Funny how the Jefferson Airplane became the psychedelic band most imitated on film, but not by other musicians. Because they couldn’t. Jack Casady had done time with James Brown, and he brought that funk with him. And Paul Kantner was the rare rock guitarist who could fling dancing figures into the air and not sound cliched. And now he’s gone.
With the Airplane, Kantner quickly grew into one of the 60s’ most distinctive and interesting guitarists. He loved noise and feedback and was a prime mover experimenting with them. He didn’t waste notes and was content to fire off two or three notes where another guitarist would have automatically reached for a full chord. He didn’t invent psychedelia by himself, but he was one of the originators of the style.

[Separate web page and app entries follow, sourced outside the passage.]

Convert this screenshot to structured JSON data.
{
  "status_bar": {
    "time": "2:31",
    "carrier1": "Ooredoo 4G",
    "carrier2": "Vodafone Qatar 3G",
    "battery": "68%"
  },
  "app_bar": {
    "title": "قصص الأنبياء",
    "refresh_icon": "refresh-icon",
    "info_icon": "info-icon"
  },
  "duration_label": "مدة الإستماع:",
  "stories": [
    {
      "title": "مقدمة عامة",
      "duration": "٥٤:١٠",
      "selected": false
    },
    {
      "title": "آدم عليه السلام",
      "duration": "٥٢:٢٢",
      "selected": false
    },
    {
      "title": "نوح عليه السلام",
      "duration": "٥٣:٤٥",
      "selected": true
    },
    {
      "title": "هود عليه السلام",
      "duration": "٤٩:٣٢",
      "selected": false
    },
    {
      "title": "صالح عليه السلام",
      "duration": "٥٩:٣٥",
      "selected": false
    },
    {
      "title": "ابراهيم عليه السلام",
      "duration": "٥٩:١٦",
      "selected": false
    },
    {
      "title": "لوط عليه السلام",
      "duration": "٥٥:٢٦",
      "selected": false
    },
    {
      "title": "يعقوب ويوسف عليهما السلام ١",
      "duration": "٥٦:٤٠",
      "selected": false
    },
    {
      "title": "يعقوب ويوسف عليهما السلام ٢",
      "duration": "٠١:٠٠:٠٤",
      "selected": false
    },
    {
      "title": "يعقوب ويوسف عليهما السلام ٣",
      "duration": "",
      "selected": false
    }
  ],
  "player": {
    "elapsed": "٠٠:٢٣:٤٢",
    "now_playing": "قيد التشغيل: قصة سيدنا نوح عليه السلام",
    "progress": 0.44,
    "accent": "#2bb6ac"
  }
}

He swung like crazy. And now he’s gone.
Listen to what might be his finest moment on vinyl, Young Girl Sunday Blues, from the 1968 After Bathing at Baxter’s album. Without Kantner’s stinging rhythm, Jorma Kaukonen’s acidic leads would just evaporate. And as much as the 60s contained Kantner’s finest moments, when the Airplane reunited in the late 80s to tour, he reaffirmed that a starship hadn’t swooped down, loaded with cash, and stolen his edge.
In a creepy coincidence, the Airplane’s first frontwoman, Signe Anderson, died along with Kantner, many miles away, also on the 28th of this past month. When she was in the band, Grace Slick, then fronting garage band the Great Society, took notice and was significantly influenced by Anderson’s elegant, precisely articulated folk-rock style. That influence would cut through in the Airplane’s quieter moments after Slick took over on vocals.
What a horrible year it’s been for rock legends!